3. Regularly clean your makeup tools.
A. Clean your brushes, sponges, and applicators regularly to free them from bacteria and germs.
B. Avoid sharing makeup tools: To reduce the risk of eye infections, avoid sharing your makeup tools with others.
C. Discard expired makeup products: Minimise the chance of eye irritation or infections by discarding any products older than three months or expired.
4. Stay hydrated.
Try to drink 7 to 8 glasses of water daily. Sufficient hydration promotes tear production and helps lubricate the eyes, reducing discomfort, itching, and irritation.
5. Regularly change your contact lens solution.

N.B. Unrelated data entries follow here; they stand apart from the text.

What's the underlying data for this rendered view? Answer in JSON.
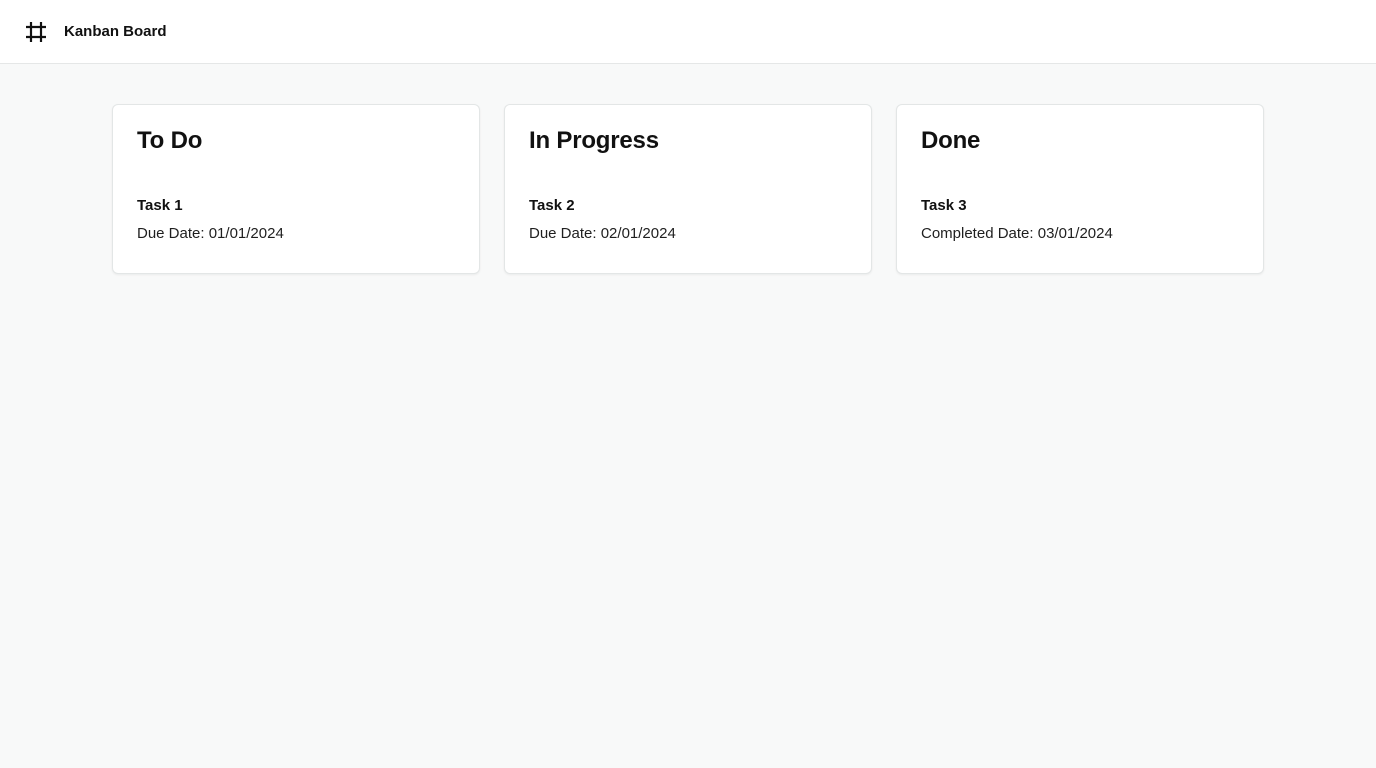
{
  "header": {
    "icon": "hashtag-grid-icon",
    "title": "Kanban Board"
  },
  "columns": [
    {
      "title": "To Do",
      "task": {
        "title": "Task 1",
        "meta_label": "Due Date:",
        "meta_value": "01/01/2024"
      }
    },
    {
      "title": "In Progress",
      "task": {
        "title": "Task 2",
        "meta_label": "Due Date:",
        "meta_value": "02/01/2024"
      }
    },
    {
      "title": "Done",
      "task": {
        "title": "Task 3",
        "meta_label": "Completed Date:",
        "meta_value": "03/01/2024"
      }
    }
  ],
  "colors": {
    "page_background": "#f8f9f9",
    "card_background": "#ffffff",
    "text": "#111111"
  }
}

Storing your lenses in a fresh solution helps keep them clean and moist, ensuring eye comfort and reducing the risk of eye infections and irritation.
6. Safeguard your eyes

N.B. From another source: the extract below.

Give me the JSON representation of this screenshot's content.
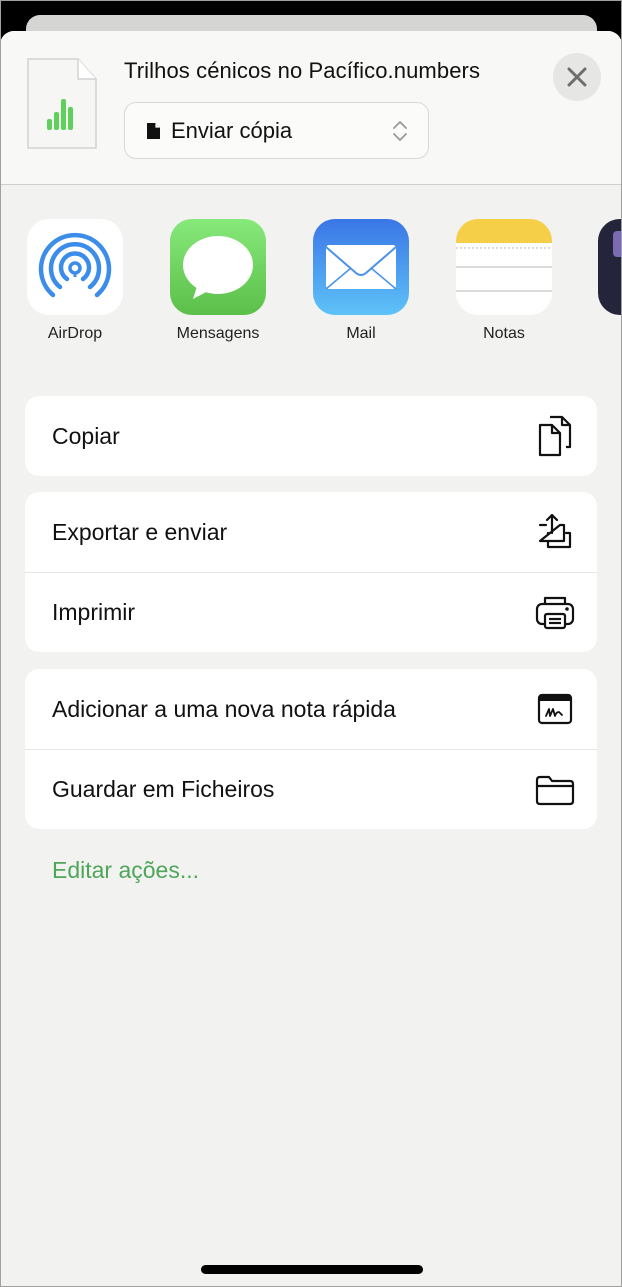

Wear sunglasses that protect against UVA and UVB rays. Additionally, wearing a wide-brimmed hat can offer shade. Protective eyewear, like safety glasses or goggles, acts as a barrier, shielding your eyes from airborne particles and minimizing the risk of eye problems, especially during windy and dusty conditions.
7. Maintain a healthy, wholesome diet.
We all know that a healthy diet contributes to physical health. Similarly, a healthy diet also leads to better eye health.
- Leafy green vegetables: Spinach, kale, and other leafy greens are packed with antioxidants like lutein and zeaxanthin.
- Carrots: Carrots are known for their high beta-carotene content, which gets converted into vitamin A.
- Citrus fruits: Oranges, lemons, grapefruits, and other citrus fruits are excellent sources of vitamin C, an antioxidant.
- Berries: Blueberries, strawberries, and other berries contain antioxidants like vitamins C and E.
- Fish: Fatty fish such as salmon, tuna, and sardines are rich in omega-3 fatty acids.
- Nuts and seeds: Almonds, walnuts, chia seeds, and flaxseeds provide vitamin E and omega-3 fatty acids.
- Legumes: Lentils, chickpeas, and kidney beans are rich in bioflavonoids and zinc. Zinc also aids in the absorption of vitamin A.
- Eggs: Eggs contain lutein, zeaxanthin, vitamin E, and zinc.
- Bell peppers: Colorful bell peppers, such as red, yellow, and orange ones, are rich in vitamins C, A, and antioxidants.
- Dark chocolate: Dark chocolate with a high cocoa content contains flavonoids and antioxidants.
When To See An Eye Specialist?
While these eye care tips are helpful, it’s important to remember that they are not a substitute for professional care. If you have persistent symptoms or discomfort, especially related to your eyes, it’s best to seek help from a healthcare professional. A specialist, like an ophthalmologist, can thoroughly examine and assess your condition, providing the right treatment options.
Get in touch with Dr. Ritika Dalal for more guidance about common eye conditions